Problem requirements:
Using the line that has "What data populates" as the starting point, print each line to the end of the material below word for word. Add no other lines.

Extracted records:
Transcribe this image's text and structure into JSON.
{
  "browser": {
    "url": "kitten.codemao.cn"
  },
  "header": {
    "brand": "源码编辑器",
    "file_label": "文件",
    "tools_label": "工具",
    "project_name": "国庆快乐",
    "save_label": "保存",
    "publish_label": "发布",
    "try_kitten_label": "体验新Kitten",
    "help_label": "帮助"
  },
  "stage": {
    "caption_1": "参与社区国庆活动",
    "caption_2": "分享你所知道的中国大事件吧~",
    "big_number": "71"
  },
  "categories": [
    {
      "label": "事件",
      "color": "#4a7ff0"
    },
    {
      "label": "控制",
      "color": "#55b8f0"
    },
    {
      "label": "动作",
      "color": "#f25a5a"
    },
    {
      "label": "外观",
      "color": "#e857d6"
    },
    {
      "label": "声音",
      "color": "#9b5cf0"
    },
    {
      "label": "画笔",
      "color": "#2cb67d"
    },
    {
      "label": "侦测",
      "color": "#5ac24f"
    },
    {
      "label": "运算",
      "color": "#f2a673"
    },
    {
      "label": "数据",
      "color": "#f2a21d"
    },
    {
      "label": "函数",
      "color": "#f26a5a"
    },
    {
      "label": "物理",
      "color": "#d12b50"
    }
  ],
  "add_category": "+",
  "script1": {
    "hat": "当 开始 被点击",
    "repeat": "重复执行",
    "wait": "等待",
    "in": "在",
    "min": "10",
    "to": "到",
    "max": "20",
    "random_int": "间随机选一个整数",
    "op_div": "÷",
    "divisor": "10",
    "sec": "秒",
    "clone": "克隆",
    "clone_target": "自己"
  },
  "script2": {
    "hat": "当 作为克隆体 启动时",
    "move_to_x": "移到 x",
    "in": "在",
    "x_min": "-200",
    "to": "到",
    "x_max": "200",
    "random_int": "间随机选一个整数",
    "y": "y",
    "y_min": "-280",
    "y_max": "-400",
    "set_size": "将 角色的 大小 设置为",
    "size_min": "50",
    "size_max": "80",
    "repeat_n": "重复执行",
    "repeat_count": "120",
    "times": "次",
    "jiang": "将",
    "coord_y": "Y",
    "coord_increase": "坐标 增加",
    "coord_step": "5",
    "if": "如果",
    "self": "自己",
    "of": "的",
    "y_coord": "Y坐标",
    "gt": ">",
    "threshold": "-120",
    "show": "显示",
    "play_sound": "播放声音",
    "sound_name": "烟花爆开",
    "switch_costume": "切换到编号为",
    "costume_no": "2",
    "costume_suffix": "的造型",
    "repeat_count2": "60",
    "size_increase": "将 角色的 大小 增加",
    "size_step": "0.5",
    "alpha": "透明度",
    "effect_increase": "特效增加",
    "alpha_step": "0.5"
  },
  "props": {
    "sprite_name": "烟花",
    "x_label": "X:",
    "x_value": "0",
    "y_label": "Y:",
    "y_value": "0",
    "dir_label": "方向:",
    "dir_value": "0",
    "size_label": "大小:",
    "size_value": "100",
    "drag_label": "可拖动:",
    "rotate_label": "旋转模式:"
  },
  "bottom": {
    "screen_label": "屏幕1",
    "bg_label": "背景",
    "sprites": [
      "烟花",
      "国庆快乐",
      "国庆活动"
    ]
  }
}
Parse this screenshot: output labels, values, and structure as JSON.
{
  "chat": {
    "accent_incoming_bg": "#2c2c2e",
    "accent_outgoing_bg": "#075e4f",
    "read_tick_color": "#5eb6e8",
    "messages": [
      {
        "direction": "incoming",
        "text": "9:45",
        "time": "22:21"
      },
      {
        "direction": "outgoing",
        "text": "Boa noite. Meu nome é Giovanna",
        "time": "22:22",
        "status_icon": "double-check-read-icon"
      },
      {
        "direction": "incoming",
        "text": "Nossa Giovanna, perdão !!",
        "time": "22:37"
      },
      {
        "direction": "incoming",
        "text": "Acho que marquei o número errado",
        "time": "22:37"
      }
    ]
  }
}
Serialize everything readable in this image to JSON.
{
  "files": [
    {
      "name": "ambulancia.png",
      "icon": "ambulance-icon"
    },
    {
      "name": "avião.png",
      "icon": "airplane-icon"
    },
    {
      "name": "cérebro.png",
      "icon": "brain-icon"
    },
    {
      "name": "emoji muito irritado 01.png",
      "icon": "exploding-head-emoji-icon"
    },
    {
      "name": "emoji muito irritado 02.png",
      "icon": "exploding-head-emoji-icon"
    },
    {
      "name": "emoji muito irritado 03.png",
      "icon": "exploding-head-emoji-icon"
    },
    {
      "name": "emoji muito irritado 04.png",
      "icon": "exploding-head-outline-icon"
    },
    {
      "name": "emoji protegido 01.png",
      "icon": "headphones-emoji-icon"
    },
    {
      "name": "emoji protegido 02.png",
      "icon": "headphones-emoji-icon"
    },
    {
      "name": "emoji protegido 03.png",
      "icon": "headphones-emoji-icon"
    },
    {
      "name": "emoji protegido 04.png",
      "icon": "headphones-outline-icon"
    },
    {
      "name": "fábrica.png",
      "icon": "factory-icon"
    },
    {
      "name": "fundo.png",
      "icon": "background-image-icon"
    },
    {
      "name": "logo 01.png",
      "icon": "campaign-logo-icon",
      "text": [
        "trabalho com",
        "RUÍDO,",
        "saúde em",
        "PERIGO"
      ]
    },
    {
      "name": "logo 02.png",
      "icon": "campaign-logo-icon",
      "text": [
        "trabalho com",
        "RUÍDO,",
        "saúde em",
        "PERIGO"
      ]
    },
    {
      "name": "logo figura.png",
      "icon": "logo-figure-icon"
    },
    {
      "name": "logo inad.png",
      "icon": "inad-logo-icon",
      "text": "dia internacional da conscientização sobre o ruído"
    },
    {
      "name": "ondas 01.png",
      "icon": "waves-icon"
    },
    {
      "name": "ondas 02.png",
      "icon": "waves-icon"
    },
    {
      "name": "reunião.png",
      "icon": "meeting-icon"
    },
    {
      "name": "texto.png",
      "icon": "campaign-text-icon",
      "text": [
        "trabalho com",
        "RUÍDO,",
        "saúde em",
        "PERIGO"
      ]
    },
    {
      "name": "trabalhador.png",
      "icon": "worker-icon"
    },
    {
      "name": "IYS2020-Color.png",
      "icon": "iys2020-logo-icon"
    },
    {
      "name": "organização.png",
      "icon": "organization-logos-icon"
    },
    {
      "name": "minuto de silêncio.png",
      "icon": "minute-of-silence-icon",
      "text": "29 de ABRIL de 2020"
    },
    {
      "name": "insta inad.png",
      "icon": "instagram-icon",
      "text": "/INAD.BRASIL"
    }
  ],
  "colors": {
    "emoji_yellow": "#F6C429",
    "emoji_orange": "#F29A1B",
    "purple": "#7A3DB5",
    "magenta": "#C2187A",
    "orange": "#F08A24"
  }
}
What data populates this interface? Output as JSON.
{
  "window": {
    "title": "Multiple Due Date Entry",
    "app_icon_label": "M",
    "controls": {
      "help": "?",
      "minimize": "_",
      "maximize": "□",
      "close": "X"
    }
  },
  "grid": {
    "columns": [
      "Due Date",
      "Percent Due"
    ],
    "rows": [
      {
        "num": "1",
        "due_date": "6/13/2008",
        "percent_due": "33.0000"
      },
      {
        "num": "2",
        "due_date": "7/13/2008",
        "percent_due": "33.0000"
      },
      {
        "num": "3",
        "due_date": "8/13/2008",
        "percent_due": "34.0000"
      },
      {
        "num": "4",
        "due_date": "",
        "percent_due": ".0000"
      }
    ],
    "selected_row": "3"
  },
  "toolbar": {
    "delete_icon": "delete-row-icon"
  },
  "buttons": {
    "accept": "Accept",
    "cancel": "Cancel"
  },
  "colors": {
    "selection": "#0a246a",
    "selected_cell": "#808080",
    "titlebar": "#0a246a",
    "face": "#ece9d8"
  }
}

Result of this exercise:
What data populates this interface? Output as JSON.
{
  "window": {
    "title": "Multiple Due Date Entry",
    "app_icon_label": "M",
    "controls": {
      "help": "?",
      "minimize": "_",
      "maximize": "□",
      "close": "X"
    }
  },
  "grid": {
    "columns": [
      "Due Date",
      "Percent Due"
    ],
    "rows": [
      {
        "num": "1",
        "due_date": "6/13/2008",
        "percent_due": "33.0000"
      },
      {
        "num": "2",
        "due_date": "7/13/2008",
        "percent_due": "33.0000"
      },
      {
        "num": "3",
        "due_date": "8/13/2008",
        "percent_due": "34.0000"
      },
      {
        "num": "4",
        "due_date": "",
        "percent_due": ".0000"
      }
    ],
    "selected_row": "3"
  },
  "toolbar": {
    "delete_icon": "delete-row-icon"
  },
  "buttons": {
    "accept": "Accept",
    "cancel": "Cancel"
  },
  "colors": {
    "selection": "#0a246a",
    "selected_cell": "#808080",
    "titlebar": "#0a246a",
    "face": "#ece9d8"
  }
}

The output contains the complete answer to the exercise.